The logic that is being advanced is that trade, under a liberalized, interconnected world made up of a fragmented global production system, is now more about “tasks.” If you are an exporter of minerals like the Philippines or Myanmar, then that is your task; or if you rely on exports of garments like Cambodia or Vietnam, then that is your task. Your economic policies therefore should be geared toward making sure that you are able to perform these tasks.

TNCs of course dominate the global value chain discourse because the TNCs have the capacity for ownership and control over all aspects of the integrated production network.

Environmental Goods and Services

The last aspect of the global economic agenda that I want to highlight is the push for trade in environmental goods and services (EGS), estimated to be worth around US$600 billion. This liberalization agenda is being pushed in the WTO as well as APEC under the broad mantle of the “green economy,” in the name of addressing climate change and in pursuit of so-called Sustainable Development Goals.

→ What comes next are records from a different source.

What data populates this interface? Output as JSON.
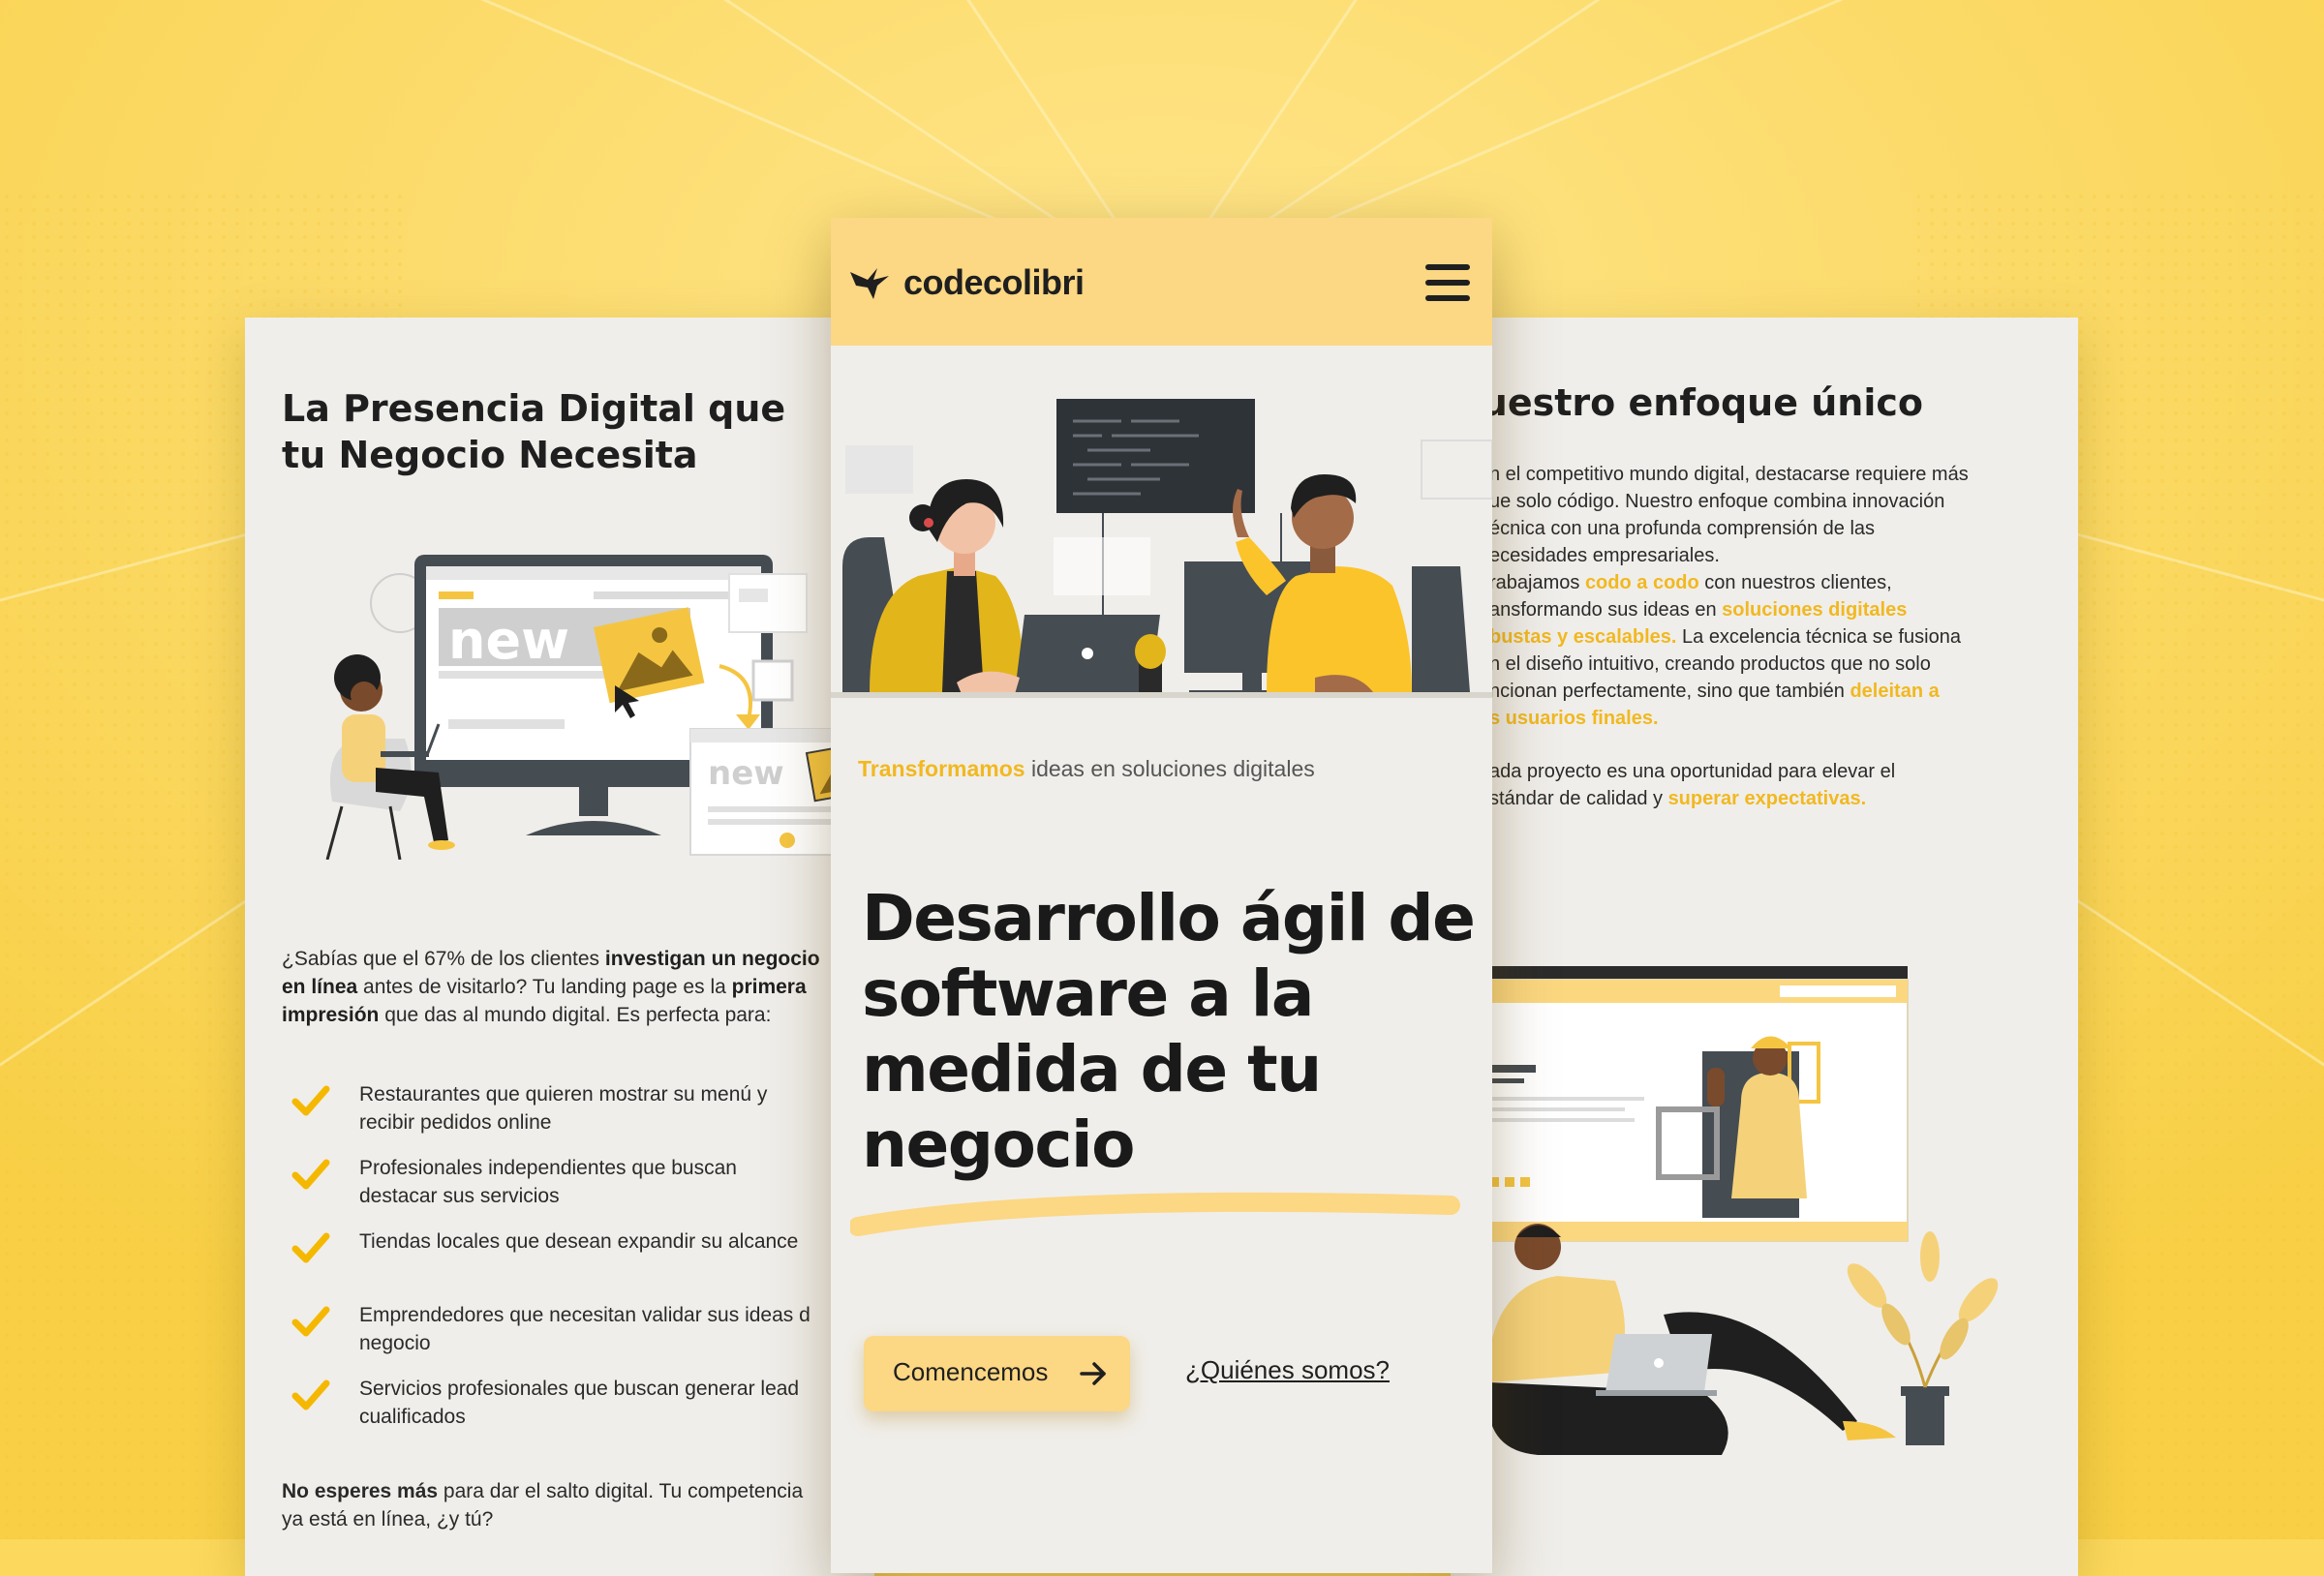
{
  "left_card": {
    "title": "La Presencia Digital que tu Negocio Necesita",
    "illustration_labels": [
      "new",
      "new"
    ],
    "intro": [
      {
        "text": "¿Sabías que el 67% de los clientes ",
        "bold": false
      },
      {
        "text": "investigan un negocio en línea",
        "bold": true
      },
      {
        "text": " antes de visitarlo? Tu landing page es la ",
        "bold": false
      },
      {
        "text": "primera impresión",
        "bold": true
      },
      {
        "text": " que das al mundo digital. Es perfecta para:",
        "bold": false
      }
    ],
    "list": [
      {
        "lines": [
          "Restaurantes que quieren mostrar su menú y",
          "recibir pedidos online"
        ]
      },
      {
        "lines": [
          "Profesionales independientes que buscan",
          "destacar sus servicios"
        ]
      },
      {
        "lines": [
          "Tiendas locales que desean expandir su alcance"
        ]
      },
      {
        "lines": [
          "Emprendedores que necesitan validar sus ideas d",
          "negocio"
        ]
      },
      {
        "lines": [
          "Servicios profesionales que buscan generar lead",
          "cualificados"
        ]
      }
    ],
    "outro_bold": "No esperes más",
    "outro_line1": " para dar el salto digital. Tu competencia",
    "outro_line2": "ya está en línea, ¿y tú?"
  },
  "center_card": {
    "brand": "codecolibri",
    "logo_icon": "hummingbird-icon",
    "menu_icon": "hamburger-menu-icon",
    "tagline_accent": "Transformamos",
    "tagline_rest": " ideas en soluciones digitales",
    "headline": "Desarrollo ágil de software a la medida de tu negocio",
    "cta_label": "Comencemos",
    "cta_icon": "arrow-right-icon",
    "secondary_link": "¿Quiénes somos?"
  },
  "right_card": {
    "title": "Nuestro enfoque único",
    "paragraphs": [
      [
        {
          "t": "n el competitivo mundo digital, destacarse requiere más",
          "hl": false,
          "br": true
        },
        {
          "t": "ue solo código. Nuestro enfoque combina innovación",
          "hl": false,
          "br": true
        },
        {
          "t": "écnica con una profunda comprensión de las",
          "hl": false,
          "br": true
        },
        {
          "t": "ecesidades empresariales.",
          "hl": false,
          "br": false
        }
      ],
      [
        {
          "t": "rabajamos ",
          "hl": false,
          "br": false
        },
        {
          "t": "codo a codo",
          "hl": true,
          "br": false
        },
        {
          "t": " con nuestros clientes,",
          "hl": false,
          "br": true
        },
        {
          "t": "ansformando sus ideas en ",
          "hl": false,
          "br": false
        },
        {
          "t": "soluciones digitales",
          "hl": true,
          "br": true
        },
        {
          "t": "bustas y escalables.",
          "hl": true,
          "br": false
        },
        {
          "t": " La excelencia técnica se fusiona",
          "hl": false,
          "br": true
        },
        {
          "t": "n el diseño intuitivo, creando productos que no solo",
          "hl": false,
          "br": true
        },
        {
          "t": "ncionan perfectamente, sino que también ",
          "hl": false,
          "br": false
        },
        {
          "t": "deleitan a",
          "hl": true,
          "br": true
        },
        {
          "t": "s usuarios finales.",
          "hl": true,
          "br": false
        }
      ],
      [
        {
          "t": "ada proyecto es una oportunidad para elevar el",
          "hl": false,
          "br": true
        },
        {
          "t": "stándar de calidad y ",
          "hl": false,
          "br": false
        },
        {
          "t": "superar expectativas.",
          "hl": true,
          "br": false
        }
      ]
    ]
  },
  "colors": {
    "background": "#fcd95c",
    "accent": "#f1b820",
    "navbar": "#fcd784",
    "card": "#f0eeea",
    "dark": "#1f1f1f"
  }
}
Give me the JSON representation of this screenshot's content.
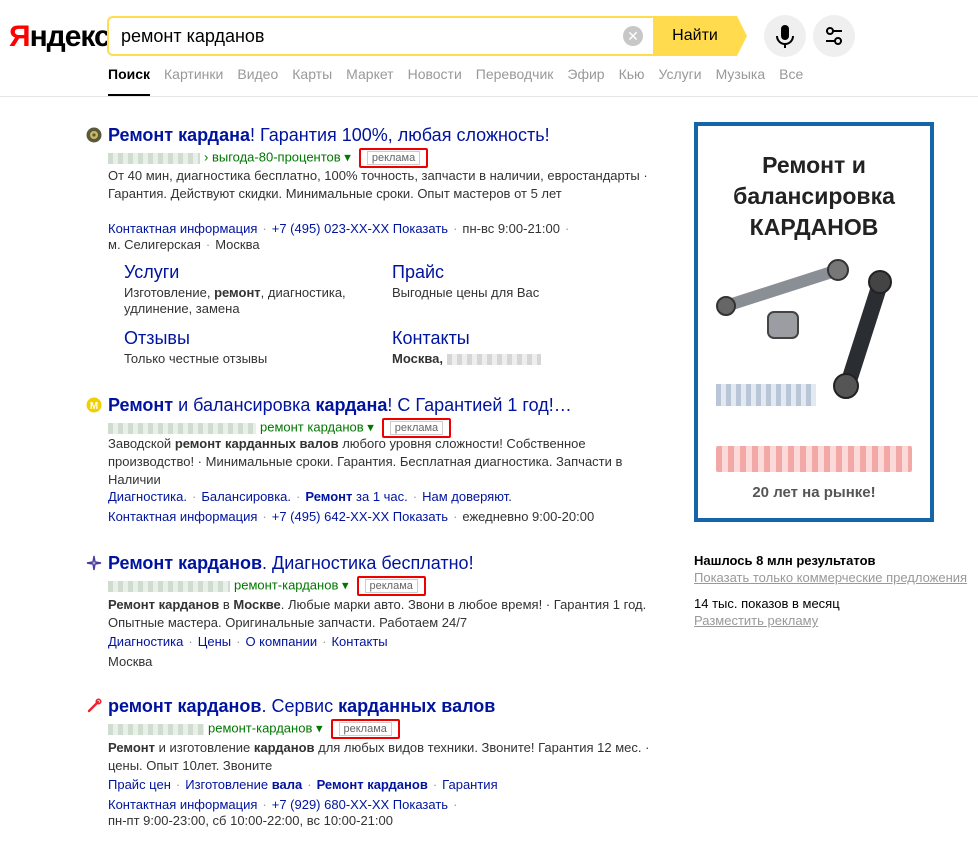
{
  "logo": {
    "ya": "Я",
    "rest": "ндекс"
  },
  "search": {
    "query": "ремонт карданов",
    "find_label": "Найти"
  },
  "tabs": [
    "Поиск",
    "Картинки",
    "Видео",
    "Карты",
    "Маркет",
    "Новости",
    "Переводчик",
    "Эфир",
    "Кью",
    "Услуги",
    "Музыка",
    "Все"
  ],
  "ad_label": "реклама",
  "results": [
    {
      "title_a": "Ремонт кардана",
      "title_b": "! Гарантия 100%, любая сложность!",
      "url_path": "› выгода-80-процентов",
      "snippet": "От 40 мин, диагностика бесплатно, 100% точность, запчасти в наличии, евростандарты · Гарантия. Действуют скидки. Минимальные сроки. Опыт мастеров от 5 лет",
      "contact": "Контактная информация",
      "phone": "+7 (495) 023-XX-XX",
      "show": "Показать",
      "hours": "пн-вс 9:00-21:00",
      "metro": "м. Селигерская",
      "city": "Москва",
      "sitelinks": [
        {
          "title": "Услуги",
          "desc_a": "Изготовление, ",
          "desc_b": "ремонт",
          "desc_c": ", диагностика, удлинение, замена"
        },
        {
          "title": "Прайс",
          "desc": "Выгодные цены для Вас"
        },
        {
          "title": "Отзывы",
          "desc": "Только честные отзывы"
        },
        {
          "title": "Контакты",
          "desc": "Москва,"
        }
      ]
    },
    {
      "title_a": "Ремонт",
      "title_b": " и балансировка ",
      "title_c": "кардана",
      "title_d": "! С Гарантией 1 год!…",
      "url_path": "ремонт карданов",
      "snippet_a": "Заводской ",
      "snippet_b": "ремонт карданных валов",
      "snippet_c": " любого уровня сложности! Собственное производство! · Минимальные сроки. Гарантия. Бесплатная диагностика. Запчасти в Наличии",
      "links": [
        "Диагностика.",
        "Балансировка.",
        "Ремонт",
        "за 1 час.",
        "Нам доверяют."
      ],
      "contact": "Контактная информация",
      "phone": "+7 (495) 642-XX-XX",
      "show": "Показать",
      "hours": "ежедневно 9:00-20:00"
    },
    {
      "title_a": "Ремонт карданов",
      "title_b": ". Диагностика бесплатно!",
      "url_path": "ремонт-карданов",
      "snippet_a": "Ремонт карданов",
      "snippet_b": " в ",
      "snippet_c": "Москве",
      "snippet_d": ". Любые марки авто. Звони в любое время! · Гарантия 1 год. Опытные мастера. Оригинальные запчасти. Работаем 24/7",
      "links": [
        "Диагностика",
        "Цены",
        "О компании",
        "Контакты"
      ],
      "city": "Москва"
    },
    {
      "title_a": "ремонт карданов",
      "title_b": ". Сервис ",
      "title_c": "карданных валов",
      "url_path": "ремонт-карданов",
      "snippet_a": "Ремонт",
      "snippet_b": " и изготовление ",
      "snippet_c": "карданов",
      "snippet_d": " для любых видов техники. Звоните! Гарантия 12 мес. · цены. Опыт 10лет. Звоните",
      "links_a": "Прайс цен",
      "links_b": "Изготовление ",
      "links_b2": "вала",
      "links_c": "Ремонт карданов",
      "links_d": "Гарантия",
      "contact": "Контактная информация",
      "phone": "+7 (929) 680-XX-XX",
      "show": "Показать",
      "hours": "пн-пт 9:00-23:00, сб 10:00-22:00, вс 10:00-21:00"
    }
  ],
  "banner": {
    "line1": "Ремонт и",
    "line2": "балансировка",
    "line3": "КАРДАНОВ",
    "sub": "20 лет на рынке!"
  },
  "side": {
    "found": "Нашлось 8 млн результатов",
    "commercial": "Показать только коммерческие предложения",
    "shows": "14 тыс. показов в месяц",
    "place_ad": "Разместить рекламу"
  }
}
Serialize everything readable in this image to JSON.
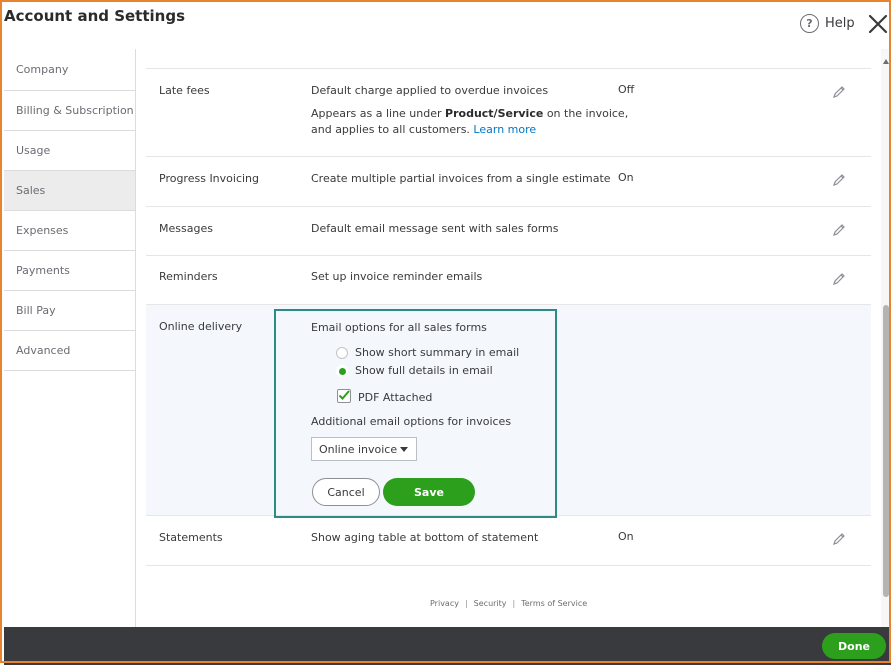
{
  "header": {
    "title": "Account and Settings",
    "help_label": "Help",
    "help_glyph": "?"
  },
  "sidebar": {
    "items": [
      {
        "label": "Company"
      },
      {
        "label": "Billing & Subscription"
      },
      {
        "label": "Usage"
      },
      {
        "label": "Sales"
      },
      {
        "label": "Expenses"
      },
      {
        "label": "Payments"
      },
      {
        "label": "Bill Pay"
      },
      {
        "label": "Advanced"
      }
    ],
    "active": "Sales"
  },
  "settings": {
    "late_fees": {
      "label": "Late fees",
      "description": "Default charge applied to overdue invoices",
      "value": "Off",
      "note_prefix": "Appears as a line under",
      "note_bold": "Product/Service",
      "note_suffix": "on the invoice,",
      "note_line2": "and applies to all customers.",
      "learn_more": "Learn more"
    },
    "progress_invoicing": {
      "label": "Progress Invoicing",
      "description": "Create multiple partial invoices from a single estimate",
      "value": "On"
    },
    "messages": {
      "label": "Messages",
      "description": "Default email message sent with sales forms"
    },
    "reminders": {
      "label": "Reminders",
      "description": "Set up invoice reminder emails"
    },
    "online_delivery": {
      "label": "Online delivery",
      "email_options_heading": "Email options for all sales forms",
      "option_summary": "Show short summary in email",
      "option_full": "Show full details in email",
      "selected_option": "Show full details in email",
      "pdf_attached_label": "PDF Attached",
      "pdf_attached_checked": true,
      "additional_heading": "Additional email options for invoices",
      "invoice_option_value": "Online invoice",
      "cancel_label": "Cancel",
      "save_label": "Save"
    },
    "statements": {
      "label": "Statements",
      "description": "Show aging table at bottom of statement",
      "value": "On"
    }
  },
  "footer": {
    "privacy": "Privacy",
    "security": "Security",
    "terms": "Terms of Service"
  },
  "bottom_bar": {
    "done_label": "Done"
  },
  "colors": {
    "accent_green": "#2ca01c",
    "panel_border": "#2e8b83",
    "frame": "#e8832f",
    "link": "#0077c5"
  }
}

But here is the catch. Because developed countries have by and large already liberalized their market for EGS, the renewed calls for liberalization mean that the developing countries are the ones that have to make the greater commitment. This would entail not just cutting or altogether eliminating tariffs on EGS, binding a greater number of products and services, and eliminating of non-tariff barriers, but also reforming regulatory policies on services that promote domestic interests over foreign one, which are deemed barriers to trade.


This is the broad range of issues that we confront beyond the question of TTIP and other bilateral agreements. The main challenge is how to confront the increasing corporate and elite capture of economic policies.

Because the agenda is broad, the resistance should be as well. We should – as is already being done in many parts of the world – build and strengthen broad movements to push back against this consensus and agenda.

We need to continue to engage in political education work, in activist research to strengthen the articulation of peoples’ critiques and alternatives.

We need to continue to build broad platforms of resistance against these agreements and instruments, but also against the economic paradigm that is being pushed.

We need to maximize spaces for people’s participation in trade and investment policy-making.

What is now happening across the globe – with governments initiating reforms of investment policies, reviewing and auditing their bilateral investment treaties – should be monitored, and effective public pressure should be exerted to make sure that the processes move in the right direction.

We also need to take note and push the envelope further on legal instruments like the Binding Treaty for TNCs at the United Nations. This presents an opportunity to further challenge TNC domination of the economic agenda and exacting real accountability for human rights abuses. We are part of, for example, the Global Campaign to Dismantle Corporate Power and End Impunity. I believe there are strategy sessions here about how to move the campaign forward, and I encourage everyone interested in resisting TTIP and pushing back against the broader corporate economic agenda to take part in these discussions.